A Story of Deshung Rinpoche
This is a great article about how one family has raised its children in the Tibetan Buddhist tradition. More than that, however, it is a tender remembrance of the Sakya master Deshung Rinpoche, who served as guru to James and Michal Sarzotti.

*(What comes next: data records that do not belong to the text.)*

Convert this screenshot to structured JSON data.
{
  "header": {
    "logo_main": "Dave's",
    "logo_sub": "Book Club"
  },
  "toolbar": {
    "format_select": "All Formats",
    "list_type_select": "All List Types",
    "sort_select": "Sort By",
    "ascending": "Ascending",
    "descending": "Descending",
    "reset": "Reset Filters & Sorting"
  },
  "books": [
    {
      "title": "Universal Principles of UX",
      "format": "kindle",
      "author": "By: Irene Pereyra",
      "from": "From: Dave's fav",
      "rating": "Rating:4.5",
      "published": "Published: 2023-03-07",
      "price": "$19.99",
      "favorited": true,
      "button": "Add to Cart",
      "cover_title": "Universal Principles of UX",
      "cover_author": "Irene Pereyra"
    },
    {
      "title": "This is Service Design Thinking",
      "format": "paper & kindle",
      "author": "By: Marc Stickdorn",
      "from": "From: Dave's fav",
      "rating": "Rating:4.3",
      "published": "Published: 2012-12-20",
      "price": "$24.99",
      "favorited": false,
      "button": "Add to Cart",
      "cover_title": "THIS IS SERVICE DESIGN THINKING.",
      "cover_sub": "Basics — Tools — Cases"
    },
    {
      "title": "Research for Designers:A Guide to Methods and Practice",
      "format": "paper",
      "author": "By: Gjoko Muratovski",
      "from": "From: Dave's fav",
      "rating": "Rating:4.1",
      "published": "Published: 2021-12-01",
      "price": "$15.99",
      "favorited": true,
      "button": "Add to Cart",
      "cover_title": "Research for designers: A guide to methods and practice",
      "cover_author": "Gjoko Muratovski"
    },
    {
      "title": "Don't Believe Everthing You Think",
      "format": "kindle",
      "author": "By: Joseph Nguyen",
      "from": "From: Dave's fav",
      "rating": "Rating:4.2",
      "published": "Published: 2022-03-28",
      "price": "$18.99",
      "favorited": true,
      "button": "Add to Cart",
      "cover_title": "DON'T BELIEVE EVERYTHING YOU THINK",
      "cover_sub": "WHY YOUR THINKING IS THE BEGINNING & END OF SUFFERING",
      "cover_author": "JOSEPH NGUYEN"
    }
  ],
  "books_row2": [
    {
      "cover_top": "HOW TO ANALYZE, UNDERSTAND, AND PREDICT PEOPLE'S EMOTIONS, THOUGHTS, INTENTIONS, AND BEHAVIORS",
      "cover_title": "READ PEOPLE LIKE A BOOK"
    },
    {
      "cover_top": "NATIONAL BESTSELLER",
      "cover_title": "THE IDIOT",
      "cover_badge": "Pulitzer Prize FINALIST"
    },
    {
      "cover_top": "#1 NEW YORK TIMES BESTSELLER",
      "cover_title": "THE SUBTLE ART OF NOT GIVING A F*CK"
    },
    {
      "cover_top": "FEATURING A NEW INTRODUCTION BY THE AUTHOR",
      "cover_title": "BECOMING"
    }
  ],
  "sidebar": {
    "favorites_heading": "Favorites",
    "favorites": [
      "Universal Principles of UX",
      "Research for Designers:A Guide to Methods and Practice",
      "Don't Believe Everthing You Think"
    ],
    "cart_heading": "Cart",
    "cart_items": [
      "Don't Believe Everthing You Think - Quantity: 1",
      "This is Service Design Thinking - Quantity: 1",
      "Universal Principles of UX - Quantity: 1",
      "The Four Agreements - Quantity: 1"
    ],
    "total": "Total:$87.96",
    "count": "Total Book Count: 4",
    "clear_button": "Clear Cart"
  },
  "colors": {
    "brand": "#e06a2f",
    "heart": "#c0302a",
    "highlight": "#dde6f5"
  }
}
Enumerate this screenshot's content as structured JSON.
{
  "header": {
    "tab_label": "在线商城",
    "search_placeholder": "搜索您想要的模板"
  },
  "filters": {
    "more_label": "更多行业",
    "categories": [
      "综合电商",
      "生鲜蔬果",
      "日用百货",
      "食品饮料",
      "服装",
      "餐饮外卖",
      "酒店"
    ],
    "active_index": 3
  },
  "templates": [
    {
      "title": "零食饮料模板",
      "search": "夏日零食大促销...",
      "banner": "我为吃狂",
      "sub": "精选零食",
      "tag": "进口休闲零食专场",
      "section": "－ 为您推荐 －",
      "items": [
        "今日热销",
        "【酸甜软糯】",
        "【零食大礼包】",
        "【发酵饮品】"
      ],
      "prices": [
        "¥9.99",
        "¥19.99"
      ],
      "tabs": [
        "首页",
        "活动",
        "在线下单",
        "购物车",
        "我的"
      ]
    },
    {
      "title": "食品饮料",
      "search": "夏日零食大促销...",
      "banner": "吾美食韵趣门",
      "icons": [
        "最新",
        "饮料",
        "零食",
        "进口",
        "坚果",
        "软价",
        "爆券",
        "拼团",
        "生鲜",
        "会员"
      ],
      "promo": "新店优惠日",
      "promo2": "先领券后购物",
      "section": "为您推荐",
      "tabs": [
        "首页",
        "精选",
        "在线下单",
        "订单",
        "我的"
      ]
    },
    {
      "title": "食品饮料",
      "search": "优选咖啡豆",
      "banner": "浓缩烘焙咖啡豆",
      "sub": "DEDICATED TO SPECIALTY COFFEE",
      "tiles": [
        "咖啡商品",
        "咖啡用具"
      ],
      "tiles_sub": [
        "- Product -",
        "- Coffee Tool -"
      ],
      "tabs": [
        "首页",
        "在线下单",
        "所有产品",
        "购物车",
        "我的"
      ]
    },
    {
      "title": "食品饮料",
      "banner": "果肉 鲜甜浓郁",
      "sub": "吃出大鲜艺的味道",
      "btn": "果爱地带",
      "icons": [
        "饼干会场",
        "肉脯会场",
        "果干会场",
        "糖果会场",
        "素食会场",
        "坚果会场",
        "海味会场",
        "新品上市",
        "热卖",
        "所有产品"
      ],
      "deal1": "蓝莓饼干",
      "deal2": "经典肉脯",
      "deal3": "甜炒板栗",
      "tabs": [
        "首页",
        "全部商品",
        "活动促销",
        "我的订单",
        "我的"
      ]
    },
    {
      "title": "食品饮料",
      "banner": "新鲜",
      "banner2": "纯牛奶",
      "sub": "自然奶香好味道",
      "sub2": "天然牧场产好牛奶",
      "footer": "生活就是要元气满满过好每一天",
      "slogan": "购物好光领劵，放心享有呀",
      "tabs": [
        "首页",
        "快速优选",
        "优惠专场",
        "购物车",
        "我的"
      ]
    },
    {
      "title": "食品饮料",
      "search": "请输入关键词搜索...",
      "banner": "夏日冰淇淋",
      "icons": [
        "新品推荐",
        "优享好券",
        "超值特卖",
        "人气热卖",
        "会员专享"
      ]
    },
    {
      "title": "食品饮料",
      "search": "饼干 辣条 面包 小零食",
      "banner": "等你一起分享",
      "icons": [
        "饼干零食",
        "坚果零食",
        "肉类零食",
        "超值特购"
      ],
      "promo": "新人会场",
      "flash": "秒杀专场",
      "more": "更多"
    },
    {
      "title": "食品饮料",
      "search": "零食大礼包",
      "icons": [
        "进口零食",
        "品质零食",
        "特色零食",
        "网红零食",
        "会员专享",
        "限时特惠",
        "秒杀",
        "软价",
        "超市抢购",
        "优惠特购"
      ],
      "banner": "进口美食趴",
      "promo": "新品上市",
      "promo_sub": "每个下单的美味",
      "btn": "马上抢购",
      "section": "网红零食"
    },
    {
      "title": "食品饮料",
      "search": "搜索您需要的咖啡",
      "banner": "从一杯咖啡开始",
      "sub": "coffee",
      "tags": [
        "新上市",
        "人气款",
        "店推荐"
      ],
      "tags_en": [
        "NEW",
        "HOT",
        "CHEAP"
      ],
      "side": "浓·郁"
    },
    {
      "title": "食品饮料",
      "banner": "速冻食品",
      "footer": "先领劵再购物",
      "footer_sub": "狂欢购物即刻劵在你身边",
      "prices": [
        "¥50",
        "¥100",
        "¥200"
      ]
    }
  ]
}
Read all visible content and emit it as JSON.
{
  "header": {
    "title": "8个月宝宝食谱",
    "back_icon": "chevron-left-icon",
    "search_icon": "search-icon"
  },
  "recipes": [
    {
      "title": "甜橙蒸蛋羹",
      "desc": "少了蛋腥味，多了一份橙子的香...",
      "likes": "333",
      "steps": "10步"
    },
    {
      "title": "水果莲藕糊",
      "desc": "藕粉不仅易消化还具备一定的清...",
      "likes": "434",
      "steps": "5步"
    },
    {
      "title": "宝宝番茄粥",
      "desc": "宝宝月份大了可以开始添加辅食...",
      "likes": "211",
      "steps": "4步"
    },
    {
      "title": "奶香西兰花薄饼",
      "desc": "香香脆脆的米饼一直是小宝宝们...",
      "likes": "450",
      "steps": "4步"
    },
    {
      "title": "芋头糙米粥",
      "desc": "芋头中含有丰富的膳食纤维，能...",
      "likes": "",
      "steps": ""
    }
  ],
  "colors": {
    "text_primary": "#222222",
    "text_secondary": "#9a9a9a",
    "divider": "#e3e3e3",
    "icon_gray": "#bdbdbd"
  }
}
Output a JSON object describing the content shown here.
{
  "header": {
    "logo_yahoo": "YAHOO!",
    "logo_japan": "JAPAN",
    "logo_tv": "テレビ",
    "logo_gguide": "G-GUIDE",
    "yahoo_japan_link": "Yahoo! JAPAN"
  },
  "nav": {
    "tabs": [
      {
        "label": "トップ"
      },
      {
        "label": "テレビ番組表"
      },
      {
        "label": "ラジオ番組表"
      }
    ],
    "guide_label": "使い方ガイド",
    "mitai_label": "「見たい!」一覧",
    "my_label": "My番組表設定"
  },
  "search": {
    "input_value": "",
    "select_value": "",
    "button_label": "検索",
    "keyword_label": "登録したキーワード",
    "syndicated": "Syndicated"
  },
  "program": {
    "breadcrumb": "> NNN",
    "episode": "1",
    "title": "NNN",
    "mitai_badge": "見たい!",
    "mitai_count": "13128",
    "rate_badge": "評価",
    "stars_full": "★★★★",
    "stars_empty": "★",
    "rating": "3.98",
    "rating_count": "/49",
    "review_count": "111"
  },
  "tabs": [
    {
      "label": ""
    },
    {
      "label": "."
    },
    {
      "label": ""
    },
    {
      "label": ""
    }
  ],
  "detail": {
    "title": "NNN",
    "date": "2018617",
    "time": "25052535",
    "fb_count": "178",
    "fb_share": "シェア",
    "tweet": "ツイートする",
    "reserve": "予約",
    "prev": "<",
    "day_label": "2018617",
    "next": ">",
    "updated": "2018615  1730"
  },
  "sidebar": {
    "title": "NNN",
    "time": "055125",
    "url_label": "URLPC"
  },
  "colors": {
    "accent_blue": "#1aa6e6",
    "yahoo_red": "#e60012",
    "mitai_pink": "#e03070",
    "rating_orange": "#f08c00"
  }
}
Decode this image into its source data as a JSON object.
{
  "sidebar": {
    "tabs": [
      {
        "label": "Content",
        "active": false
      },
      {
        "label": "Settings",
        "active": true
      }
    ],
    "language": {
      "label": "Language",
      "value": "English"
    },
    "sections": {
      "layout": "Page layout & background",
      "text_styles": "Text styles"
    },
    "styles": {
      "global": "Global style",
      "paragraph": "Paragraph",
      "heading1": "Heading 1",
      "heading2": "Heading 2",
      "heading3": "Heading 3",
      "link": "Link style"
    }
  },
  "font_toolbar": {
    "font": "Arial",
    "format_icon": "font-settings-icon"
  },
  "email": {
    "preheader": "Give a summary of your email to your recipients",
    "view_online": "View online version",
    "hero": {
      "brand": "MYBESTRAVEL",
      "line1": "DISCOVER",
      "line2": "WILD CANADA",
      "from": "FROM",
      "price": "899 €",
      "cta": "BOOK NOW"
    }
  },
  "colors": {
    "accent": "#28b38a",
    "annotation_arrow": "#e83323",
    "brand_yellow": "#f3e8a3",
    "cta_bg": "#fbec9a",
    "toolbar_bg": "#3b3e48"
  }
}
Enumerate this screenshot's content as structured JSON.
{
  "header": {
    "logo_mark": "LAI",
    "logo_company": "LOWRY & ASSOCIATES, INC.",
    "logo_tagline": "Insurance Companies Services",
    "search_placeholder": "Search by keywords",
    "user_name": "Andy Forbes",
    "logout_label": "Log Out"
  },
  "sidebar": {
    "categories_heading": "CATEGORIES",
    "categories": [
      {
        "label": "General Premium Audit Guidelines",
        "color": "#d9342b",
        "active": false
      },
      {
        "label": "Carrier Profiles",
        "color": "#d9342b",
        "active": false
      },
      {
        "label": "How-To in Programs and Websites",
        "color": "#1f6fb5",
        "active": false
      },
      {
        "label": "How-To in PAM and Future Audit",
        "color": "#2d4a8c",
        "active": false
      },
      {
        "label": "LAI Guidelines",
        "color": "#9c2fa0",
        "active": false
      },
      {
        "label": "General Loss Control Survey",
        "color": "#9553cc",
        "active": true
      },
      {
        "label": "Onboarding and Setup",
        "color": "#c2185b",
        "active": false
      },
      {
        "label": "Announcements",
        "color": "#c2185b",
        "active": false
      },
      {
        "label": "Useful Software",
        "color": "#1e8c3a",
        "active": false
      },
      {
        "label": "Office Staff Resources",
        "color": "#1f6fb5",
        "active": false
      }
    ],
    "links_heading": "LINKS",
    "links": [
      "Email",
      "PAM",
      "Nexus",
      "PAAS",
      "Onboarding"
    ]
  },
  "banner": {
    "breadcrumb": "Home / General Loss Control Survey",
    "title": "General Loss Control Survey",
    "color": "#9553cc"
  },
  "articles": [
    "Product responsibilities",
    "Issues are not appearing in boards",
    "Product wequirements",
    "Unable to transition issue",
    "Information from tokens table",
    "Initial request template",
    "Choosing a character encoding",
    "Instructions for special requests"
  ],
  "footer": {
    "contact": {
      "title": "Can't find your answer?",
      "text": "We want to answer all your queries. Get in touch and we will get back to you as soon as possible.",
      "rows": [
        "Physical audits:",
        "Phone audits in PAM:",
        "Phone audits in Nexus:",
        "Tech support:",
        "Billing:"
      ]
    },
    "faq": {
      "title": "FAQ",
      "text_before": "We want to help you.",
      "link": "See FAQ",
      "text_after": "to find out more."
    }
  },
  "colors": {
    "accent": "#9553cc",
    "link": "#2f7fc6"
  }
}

It was a hot, humid day in New York, and the many windows were open to let the occasional breeze waft through. But rather than letting in a cool breeze, the open windows invited in a multitude of insects. One particularly obnoxious fly landed on our donuts and dive-bombed our eyes. I could not help thinking mean thoughts about this pesky being. After numerous attempts to brush it away from our breakfast, I looked up to see this bug walking along the rim of Rinpoche’s teacup, and before I knew it, he had fallen in and drowned. I was horrified that Rinpoche’s tea had been ruined. Rinpoche was horrified, too, but not for the same reason. He scooped up that fly from his hot tea and held him in the palm of his hand. He held that fly as if it were his most precious child. He leaned over the fly’s wet little body and said prayers. He smoothed the rumpled little wings and whispered to him. That nameless bug then became for me a tiny being receiving his bardo instructions and all of Rinpoche’s overwhelming love and compassion. I have never seen anyone treat even another person with such tenderness.I'm still digesting Deshung Rinpoche's The Three Levels of Spiritual Perception, which is an astounding work. It not only captures Tibetan Buddhist principles to a T, but it is eminently practical and thorough. Nearly every chapter contains meditation instructions. When I do daily Ngondro practice, I use a book authored by Deshung Rinpoche and edited by my own beloved lama, HH Jigdal Dagchen Sakya. I can only image what a privilege it must have been to study with Deshung Rinpoche, and learn from him in such close quarters.